* Requirement *
Copy every record that appears below, exactly as it stands.

-- Records for processing follows --

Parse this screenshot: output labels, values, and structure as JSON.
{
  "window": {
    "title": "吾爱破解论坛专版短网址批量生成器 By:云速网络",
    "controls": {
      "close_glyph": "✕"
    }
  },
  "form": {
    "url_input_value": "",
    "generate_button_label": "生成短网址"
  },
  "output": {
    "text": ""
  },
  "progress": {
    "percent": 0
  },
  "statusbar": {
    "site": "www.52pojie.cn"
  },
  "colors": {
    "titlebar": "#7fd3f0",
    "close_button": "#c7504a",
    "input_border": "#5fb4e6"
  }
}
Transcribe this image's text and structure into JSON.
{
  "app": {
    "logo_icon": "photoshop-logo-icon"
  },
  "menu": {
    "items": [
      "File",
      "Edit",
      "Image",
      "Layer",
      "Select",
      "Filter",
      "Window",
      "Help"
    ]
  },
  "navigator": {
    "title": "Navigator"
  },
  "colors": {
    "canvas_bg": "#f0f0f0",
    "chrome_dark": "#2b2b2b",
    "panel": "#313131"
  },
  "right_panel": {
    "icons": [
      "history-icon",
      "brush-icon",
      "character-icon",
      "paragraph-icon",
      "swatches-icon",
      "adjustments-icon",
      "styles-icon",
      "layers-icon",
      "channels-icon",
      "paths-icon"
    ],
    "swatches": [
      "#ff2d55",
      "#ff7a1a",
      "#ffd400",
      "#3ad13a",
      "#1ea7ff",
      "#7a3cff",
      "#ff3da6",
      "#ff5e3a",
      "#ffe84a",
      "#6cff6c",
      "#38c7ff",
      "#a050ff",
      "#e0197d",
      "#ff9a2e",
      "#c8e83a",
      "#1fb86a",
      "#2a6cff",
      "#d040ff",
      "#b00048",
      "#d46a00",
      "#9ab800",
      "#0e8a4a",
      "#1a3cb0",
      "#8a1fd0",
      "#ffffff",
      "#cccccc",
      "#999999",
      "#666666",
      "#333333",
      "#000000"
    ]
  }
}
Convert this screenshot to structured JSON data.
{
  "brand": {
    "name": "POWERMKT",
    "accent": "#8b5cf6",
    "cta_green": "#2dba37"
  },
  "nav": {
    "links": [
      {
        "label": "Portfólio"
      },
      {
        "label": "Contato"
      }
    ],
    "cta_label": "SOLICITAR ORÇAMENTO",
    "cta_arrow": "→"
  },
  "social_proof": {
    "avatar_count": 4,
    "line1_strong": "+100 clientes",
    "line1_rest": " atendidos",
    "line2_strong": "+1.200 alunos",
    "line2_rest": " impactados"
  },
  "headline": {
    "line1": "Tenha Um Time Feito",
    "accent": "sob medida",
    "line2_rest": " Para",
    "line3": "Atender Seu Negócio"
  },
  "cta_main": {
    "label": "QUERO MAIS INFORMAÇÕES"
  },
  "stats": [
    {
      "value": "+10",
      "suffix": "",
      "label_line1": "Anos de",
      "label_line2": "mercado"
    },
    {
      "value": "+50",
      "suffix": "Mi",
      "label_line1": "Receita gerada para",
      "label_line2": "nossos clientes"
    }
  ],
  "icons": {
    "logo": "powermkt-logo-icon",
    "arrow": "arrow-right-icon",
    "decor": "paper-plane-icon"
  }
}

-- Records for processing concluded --

* Exercise result *
Parse this screenshot: output labels, values, and structure as JSON.
{
  "window": {
    "title": "吾爱破解论坛专版短网址批量生成器 By:云速网络",
    "controls": {
      "close_glyph": "✕"
    }
  },
  "form": {
    "url_input_value": "",
    "generate_button_label": "生成短网址"
  },
  "output": {
    "text": ""
  },
  "progress": {
    "percent": 0
  },
  "statusbar": {
    "site": "www.52pojie.cn"
  },
  "colors": {
    "titlebar": "#7fd3f0",
    "close_button": "#c7504a",
    "input_border": "#5fb4e6"
  }
}
Transcribe this image's text and structure into JSON.
{
  "app": {
    "logo_icon": "photoshop-logo-icon"
  },
  "menu": {
    "items": [
      "File",
      "Edit",
      "Image",
      "Layer",
      "Select",
      "Filter",
      "Window",
      "Help"
    ]
  },
  "navigator": {
    "title": "Navigator"
  },
  "colors": {
    "canvas_bg": "#f0f0f0",
    "chrome_dark": "#2b2b2b",
    "panel": "#313131"
  },
  "right_panel": {
    "icons": [
      "history-icon",
      "brush-icon",
      "character-icon",
      "paragraph-icon",
      "swatches-icon",
      "adjustments-icon",
      "styles-icon",
      "layers-icon",
      "channels-icon",
      "paths-icon"
    ],
    "swatches": [
      "#ff2d55",
      "#ff7a1a",
      "#ffd400",
      "#3ad13a",
      "#1ea7ff",
      "#7a3cff",
      "#ff3da6",
      "#ff5e3a",
      "#ffe84a",
      "#6cff6c",
      "#38c7ff",
      "#a050ff",
      "#e0197d",
      "#ff9a2e",
      "#c8e83a",
      "#1fb86a",
      "#2a6cff",
      "#d040ff",
      "#b00048",
      "#d46a00",
      "#9ab800",
      "#0e8a4a",
      "#1a3cb0",
      "#8a1fd0",
      "#ffffff",
      "#cccccc",
      "#999999",
      "#666666",
      "#333333",
      "#000000"
    ]
  }
}
Convert this screenshot to structured JSON data.
{
  "brand": {
    "name": "POWERMKT",
    "accent": "#8b5cf6",
    "cta_green": "#2dba37"
  },
  "nav": {
    "links": [
      {
        "label": "Portfólio"
      },
      {
        "label": "Contato"
      }
    ],
    "cta_label": "SOLICITAR ORÇAMENTO",
    "cta_arrow": "→"
  },
  "social_proof": {
    "avatar_count": 4,
    "line1_strong": "+100 clientes",
    "line1_rest": " atendidos",
    "line2_strong": "+1.200 alunos",
    "line2_rest": " impactados"
  },
  "headline": {
    "line1": "Tenha Um Time Feito",
    "accent": "sob medida",
    "line2_rest": " Para",
    "line3": "Atender Seu Negócio"
  },
  "cta_main": {
    "label": "QUERO MAIS INFORMAÇÕES"
  },
  "stats": [
    {
      "value": "+10",
      "suffix": "",
      "label_line1": "Anos de",
      "label_line2": "mercado"
    },
    {
      "value": "+50",
      "suffix": "Mi",
      "label_line1": "Receita gerada para",
      "label_line2": "nossos clientes"
    }
  ],
  "icons": {
    "logo": "powermkt-logo-icon",
    "arrow": "arrow-right-icon",
    "decor": "paper-plane-icon"
  }
}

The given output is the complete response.